In the installation Greenham Common, Harrison recreates a portion of the perimeter fence from Greenham Common military base. From 1981 until the base’s closure in 2000, women’s peace groups surrounded the perimeter of this former common land, protesting against nuclear weapons and claiming their historic land rights to this enclosure. Harrison recreates the women’s habit of attaching personal items, such as children’s clothing, family photographs and camping equipment to the fence, thereby emphasising that the political and the personal are inseparably entwined.

Harrison’s concern with property rights and land ownership is also expressed in her Australian Landscapes series. Each of these eight paintings feature a single leaf, painted with impressionistic brushstrokes, in varying colour schemes to represent the changing seasons. Quotations, illustrating the differing ways in which Westerners and Aboriginals have often viewed land rights, are incorporated into each image. Yet Harrison frustrates the viewer’s attempts to read these texts by partially covering them with several layers of paint, perhaps alluding to the indigenous peoples and cultures concealed by the colonisation of Australia. Harrison emphasizes that this apparent wilderness is not simply untamed, neutral land; rather it is a disputed space, with various parties staking competing claims.

In other works, Harrison questions issues of gender inequality and the objectification of women in popular culture. In He’s Only a Bunny Boy, she draws Hugh Hefner posing proactively in a corset, stockings and bunny ears. A man who has made millions through the objectification of women is, in turn, objectified. Meanwhile, In Scents of Identity, young, often ethic minority, cosmetics salesgirls are depicted in polished, glossy department store surroundings. The reality of their tiring, poorly paid jobs appears in stark contrast to the impossibly glamorous advertising campaign images that surround them.

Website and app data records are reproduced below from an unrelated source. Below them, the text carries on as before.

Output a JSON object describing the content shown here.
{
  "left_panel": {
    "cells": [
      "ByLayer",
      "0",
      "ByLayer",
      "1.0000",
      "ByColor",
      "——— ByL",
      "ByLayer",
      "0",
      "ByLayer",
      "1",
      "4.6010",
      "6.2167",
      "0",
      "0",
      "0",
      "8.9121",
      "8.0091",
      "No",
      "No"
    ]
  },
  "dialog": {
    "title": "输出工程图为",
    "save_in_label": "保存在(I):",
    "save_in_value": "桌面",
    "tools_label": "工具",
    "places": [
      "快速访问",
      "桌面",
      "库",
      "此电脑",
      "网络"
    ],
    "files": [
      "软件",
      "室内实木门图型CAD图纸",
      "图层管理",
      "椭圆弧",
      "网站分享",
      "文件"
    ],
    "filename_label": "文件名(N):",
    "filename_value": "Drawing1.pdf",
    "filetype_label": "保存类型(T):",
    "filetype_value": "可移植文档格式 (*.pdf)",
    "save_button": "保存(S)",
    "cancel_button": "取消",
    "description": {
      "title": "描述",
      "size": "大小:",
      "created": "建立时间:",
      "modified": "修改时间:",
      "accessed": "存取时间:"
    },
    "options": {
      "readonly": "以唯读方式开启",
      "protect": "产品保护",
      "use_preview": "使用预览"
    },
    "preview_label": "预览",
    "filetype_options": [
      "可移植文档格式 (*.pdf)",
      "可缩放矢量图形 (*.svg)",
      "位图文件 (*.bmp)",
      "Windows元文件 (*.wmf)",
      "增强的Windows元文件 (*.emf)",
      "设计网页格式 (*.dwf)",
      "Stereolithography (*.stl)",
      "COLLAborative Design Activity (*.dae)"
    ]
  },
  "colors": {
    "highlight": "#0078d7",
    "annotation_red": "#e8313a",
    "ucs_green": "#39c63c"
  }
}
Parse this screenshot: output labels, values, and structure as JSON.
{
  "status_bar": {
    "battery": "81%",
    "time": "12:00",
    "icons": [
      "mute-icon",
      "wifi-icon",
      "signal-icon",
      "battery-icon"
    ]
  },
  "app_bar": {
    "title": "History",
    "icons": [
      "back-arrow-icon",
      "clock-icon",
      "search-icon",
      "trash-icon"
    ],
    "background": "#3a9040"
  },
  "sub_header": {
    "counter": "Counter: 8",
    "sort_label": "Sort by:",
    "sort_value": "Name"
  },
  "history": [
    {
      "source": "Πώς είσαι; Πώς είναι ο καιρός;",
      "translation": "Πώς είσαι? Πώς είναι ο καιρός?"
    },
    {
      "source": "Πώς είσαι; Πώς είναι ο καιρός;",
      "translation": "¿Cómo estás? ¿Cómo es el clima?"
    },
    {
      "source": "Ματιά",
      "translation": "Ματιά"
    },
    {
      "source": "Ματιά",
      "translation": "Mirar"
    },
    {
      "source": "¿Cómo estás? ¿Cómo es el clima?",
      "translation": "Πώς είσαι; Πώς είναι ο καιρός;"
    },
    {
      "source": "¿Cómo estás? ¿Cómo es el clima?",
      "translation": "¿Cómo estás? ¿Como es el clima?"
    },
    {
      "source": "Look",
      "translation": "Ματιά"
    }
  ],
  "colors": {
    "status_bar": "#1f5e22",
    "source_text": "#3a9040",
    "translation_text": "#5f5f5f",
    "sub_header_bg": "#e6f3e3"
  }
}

Margaret Harrison will be joined Prof Hilary Robinson, (Dean of the School of Art and Design, Middlesex University), in conversation at the gallery on Friday 27th March from 12.30 – 1.30 pm. All are welcome to attend. Admission is free and refreshments will be provided.